One of the most striking features of the current EU Anti-Money Laundering (AML) regulation is the multilevel cooperation of public and private actors. Not only are private parties expected to work against anti-money launderers and to report suspicious transactions under threat of administrative and criminal sanctions, they also take an active part in formulating the underlying rules and procedures on different levels. In short, traditional public tasks are shared by public and private actors. As a result, this regulatory field is extremely complicated, involving international, EU and national law, and embracing public, private and penal rules as well as enforcement mechanisms. Accordingly, the main aim of this chapter is to map out this regulatory field with its different stakeholders and law-makers. These include both public and private actors throughout the entire process, i.e. law-making, law implementation and law enforcement. In this respect, this chapter assesses Sweden and the UK, which serve here as case studies in order to provide some exemplifying and contrasting illustrations.

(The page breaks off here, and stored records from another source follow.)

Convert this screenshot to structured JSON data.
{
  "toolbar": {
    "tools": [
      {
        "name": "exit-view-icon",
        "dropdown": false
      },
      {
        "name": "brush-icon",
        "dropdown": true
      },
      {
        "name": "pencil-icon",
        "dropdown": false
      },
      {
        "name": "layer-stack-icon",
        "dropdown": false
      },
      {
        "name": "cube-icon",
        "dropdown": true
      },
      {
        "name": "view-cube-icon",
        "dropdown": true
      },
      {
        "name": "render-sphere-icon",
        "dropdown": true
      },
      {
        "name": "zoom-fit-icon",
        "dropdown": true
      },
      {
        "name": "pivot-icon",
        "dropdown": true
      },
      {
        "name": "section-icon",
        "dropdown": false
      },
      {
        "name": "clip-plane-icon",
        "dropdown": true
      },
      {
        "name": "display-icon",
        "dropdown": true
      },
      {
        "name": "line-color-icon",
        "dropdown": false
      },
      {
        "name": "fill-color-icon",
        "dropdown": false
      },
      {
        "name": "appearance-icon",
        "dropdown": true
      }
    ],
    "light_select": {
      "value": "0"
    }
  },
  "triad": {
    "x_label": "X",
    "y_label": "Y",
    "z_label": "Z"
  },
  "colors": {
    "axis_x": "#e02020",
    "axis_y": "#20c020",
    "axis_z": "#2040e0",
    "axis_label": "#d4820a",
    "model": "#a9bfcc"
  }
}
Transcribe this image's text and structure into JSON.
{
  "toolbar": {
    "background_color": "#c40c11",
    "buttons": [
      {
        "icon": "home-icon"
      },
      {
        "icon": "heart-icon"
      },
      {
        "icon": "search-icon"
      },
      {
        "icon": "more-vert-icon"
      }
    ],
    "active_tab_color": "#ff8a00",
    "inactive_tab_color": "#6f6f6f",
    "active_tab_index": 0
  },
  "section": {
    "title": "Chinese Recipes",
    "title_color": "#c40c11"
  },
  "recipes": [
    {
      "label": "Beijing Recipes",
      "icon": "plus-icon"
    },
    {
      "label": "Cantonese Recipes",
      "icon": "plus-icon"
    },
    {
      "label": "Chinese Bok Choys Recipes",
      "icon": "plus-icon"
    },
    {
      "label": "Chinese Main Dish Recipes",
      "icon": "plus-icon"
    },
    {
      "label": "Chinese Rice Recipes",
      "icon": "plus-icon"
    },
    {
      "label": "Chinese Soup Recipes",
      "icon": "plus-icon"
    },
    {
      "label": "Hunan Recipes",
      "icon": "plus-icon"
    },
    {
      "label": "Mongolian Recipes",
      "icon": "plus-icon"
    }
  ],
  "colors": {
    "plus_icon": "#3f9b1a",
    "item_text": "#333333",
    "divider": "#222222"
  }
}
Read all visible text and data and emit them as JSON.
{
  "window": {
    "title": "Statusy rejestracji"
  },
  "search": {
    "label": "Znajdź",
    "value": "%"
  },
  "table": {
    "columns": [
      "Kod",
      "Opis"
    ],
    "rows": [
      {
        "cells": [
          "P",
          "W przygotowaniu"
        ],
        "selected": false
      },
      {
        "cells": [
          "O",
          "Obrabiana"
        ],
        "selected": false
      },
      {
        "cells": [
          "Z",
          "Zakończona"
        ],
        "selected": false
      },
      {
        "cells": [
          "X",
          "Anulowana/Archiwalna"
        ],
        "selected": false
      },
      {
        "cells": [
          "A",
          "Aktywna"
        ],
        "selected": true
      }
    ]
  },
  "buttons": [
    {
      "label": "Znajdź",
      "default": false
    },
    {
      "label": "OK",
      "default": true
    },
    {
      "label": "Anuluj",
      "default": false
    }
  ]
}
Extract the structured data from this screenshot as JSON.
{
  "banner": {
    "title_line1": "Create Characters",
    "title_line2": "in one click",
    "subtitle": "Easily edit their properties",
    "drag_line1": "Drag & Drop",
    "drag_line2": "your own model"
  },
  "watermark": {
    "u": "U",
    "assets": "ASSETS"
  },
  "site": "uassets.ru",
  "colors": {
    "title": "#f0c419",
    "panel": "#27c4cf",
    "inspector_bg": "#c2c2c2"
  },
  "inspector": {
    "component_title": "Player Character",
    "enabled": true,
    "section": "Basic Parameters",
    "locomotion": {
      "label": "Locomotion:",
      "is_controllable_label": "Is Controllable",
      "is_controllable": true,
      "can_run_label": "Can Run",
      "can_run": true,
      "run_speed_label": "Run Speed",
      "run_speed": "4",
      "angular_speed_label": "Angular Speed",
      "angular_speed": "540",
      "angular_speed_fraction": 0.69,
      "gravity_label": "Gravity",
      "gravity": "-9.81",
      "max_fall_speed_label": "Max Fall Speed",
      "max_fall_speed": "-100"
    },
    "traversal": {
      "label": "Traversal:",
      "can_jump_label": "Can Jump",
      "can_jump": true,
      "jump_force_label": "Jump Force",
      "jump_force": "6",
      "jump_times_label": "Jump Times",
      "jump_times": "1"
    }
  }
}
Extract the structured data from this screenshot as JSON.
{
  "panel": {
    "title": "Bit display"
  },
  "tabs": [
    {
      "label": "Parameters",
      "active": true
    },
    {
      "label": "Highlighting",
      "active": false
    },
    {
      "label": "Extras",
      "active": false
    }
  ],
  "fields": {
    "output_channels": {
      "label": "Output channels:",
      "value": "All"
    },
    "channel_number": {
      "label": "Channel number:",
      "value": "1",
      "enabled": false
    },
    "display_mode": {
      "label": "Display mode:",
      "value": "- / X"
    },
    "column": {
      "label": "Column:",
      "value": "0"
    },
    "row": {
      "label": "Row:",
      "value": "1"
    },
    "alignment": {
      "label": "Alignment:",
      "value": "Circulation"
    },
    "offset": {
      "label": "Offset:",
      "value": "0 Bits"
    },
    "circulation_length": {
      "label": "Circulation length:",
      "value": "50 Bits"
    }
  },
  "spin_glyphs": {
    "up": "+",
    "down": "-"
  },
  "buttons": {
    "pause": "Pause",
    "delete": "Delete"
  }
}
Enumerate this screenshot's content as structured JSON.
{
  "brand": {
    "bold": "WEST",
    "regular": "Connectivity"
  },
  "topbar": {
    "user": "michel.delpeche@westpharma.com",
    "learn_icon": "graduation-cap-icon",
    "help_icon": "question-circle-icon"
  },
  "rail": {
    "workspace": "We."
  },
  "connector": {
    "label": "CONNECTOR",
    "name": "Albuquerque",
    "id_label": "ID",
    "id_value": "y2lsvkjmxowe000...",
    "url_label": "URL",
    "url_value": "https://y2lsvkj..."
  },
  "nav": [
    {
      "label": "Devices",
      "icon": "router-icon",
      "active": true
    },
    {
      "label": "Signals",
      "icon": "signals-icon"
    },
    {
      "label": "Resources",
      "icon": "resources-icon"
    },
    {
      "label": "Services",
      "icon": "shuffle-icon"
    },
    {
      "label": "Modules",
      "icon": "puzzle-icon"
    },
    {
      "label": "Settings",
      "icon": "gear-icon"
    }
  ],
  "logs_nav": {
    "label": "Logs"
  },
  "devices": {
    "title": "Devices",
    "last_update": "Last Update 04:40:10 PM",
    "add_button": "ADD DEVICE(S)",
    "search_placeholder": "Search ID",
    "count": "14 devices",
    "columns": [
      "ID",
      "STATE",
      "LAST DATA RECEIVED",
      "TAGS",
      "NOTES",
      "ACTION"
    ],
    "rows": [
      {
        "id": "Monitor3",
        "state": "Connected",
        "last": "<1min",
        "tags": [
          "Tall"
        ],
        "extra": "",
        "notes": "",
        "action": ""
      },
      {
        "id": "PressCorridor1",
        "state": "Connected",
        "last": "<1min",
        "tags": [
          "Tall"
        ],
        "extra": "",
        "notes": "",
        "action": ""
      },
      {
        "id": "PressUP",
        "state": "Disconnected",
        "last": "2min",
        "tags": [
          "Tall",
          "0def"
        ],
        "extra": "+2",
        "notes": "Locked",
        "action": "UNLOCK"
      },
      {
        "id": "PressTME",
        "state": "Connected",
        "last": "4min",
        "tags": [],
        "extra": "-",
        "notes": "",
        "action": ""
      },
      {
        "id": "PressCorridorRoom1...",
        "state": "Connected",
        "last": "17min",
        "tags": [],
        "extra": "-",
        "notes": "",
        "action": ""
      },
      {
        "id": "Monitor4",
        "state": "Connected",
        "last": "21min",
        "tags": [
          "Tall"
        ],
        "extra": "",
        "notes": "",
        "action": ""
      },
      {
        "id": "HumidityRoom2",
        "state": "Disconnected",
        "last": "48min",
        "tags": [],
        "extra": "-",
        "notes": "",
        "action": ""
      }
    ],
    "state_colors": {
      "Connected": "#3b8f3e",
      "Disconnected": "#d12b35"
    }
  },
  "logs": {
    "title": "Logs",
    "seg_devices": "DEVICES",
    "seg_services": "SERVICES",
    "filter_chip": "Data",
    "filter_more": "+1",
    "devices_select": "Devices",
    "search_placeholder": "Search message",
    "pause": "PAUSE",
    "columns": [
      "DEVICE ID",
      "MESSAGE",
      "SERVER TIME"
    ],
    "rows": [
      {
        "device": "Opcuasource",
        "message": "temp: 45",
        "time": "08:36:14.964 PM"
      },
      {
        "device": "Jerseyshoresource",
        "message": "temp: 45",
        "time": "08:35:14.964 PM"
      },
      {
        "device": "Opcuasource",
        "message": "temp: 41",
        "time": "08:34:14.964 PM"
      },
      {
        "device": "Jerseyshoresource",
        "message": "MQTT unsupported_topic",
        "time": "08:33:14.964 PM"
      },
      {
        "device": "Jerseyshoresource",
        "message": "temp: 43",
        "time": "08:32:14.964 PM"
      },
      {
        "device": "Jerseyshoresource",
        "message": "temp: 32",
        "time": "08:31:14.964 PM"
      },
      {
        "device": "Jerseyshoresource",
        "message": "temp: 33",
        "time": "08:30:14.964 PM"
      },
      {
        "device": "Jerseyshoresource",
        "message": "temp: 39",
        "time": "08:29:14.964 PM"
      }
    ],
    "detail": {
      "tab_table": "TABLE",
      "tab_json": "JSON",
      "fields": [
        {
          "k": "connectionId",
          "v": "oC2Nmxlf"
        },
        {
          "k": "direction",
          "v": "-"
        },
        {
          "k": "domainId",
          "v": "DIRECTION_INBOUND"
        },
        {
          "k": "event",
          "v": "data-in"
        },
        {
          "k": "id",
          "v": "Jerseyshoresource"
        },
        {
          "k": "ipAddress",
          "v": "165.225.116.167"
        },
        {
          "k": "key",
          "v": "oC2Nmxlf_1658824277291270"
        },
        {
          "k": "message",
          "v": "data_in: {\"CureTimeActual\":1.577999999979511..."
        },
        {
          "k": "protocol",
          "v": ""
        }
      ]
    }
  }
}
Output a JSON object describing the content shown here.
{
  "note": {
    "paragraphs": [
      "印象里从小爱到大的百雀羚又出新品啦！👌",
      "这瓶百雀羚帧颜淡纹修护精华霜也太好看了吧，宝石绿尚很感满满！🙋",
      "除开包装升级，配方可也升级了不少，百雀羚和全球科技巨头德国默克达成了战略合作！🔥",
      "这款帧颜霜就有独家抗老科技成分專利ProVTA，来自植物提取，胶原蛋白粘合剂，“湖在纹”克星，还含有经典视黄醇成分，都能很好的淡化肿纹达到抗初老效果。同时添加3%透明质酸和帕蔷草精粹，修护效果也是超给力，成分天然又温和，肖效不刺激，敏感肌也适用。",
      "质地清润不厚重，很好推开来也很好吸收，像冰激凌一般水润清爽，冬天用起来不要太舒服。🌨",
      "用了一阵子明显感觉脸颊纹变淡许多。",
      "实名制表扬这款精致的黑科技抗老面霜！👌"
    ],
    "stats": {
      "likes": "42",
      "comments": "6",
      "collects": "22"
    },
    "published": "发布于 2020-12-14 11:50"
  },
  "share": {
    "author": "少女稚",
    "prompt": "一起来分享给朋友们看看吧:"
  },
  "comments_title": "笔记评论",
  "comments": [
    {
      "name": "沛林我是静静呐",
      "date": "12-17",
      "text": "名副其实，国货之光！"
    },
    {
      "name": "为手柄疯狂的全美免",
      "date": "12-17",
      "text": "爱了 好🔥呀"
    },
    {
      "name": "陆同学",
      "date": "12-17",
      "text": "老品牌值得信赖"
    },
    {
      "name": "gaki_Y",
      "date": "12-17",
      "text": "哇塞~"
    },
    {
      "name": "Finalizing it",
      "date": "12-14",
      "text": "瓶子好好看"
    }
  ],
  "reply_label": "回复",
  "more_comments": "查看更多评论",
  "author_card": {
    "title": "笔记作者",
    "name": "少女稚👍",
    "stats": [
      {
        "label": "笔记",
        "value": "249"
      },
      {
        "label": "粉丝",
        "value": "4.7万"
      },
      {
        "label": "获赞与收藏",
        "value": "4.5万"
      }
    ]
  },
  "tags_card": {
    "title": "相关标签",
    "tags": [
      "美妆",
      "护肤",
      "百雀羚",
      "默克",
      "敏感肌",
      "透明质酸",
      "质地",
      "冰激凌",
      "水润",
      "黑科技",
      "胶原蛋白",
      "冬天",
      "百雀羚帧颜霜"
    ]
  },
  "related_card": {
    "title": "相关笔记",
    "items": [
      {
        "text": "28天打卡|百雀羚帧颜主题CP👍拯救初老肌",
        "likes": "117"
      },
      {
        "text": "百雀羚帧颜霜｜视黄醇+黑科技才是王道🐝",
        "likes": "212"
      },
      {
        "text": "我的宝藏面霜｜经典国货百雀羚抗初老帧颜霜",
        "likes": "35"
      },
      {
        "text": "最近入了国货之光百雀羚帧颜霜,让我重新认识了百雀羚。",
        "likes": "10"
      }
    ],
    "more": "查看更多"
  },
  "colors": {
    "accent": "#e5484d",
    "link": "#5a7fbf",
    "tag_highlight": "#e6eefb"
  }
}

After briefly mapping out EU competence to regulate money laundering, the structure of the chapter will follow the three stages of law-making, law implementation and law enforcement, which of course are overlapping to a certain degree and in particular over time. Given the rapid policy developments within this field, the different phases are presented chronologically. The chapter will then point to a number of general issues of particular concern and a few specific consequences for the public-private divide.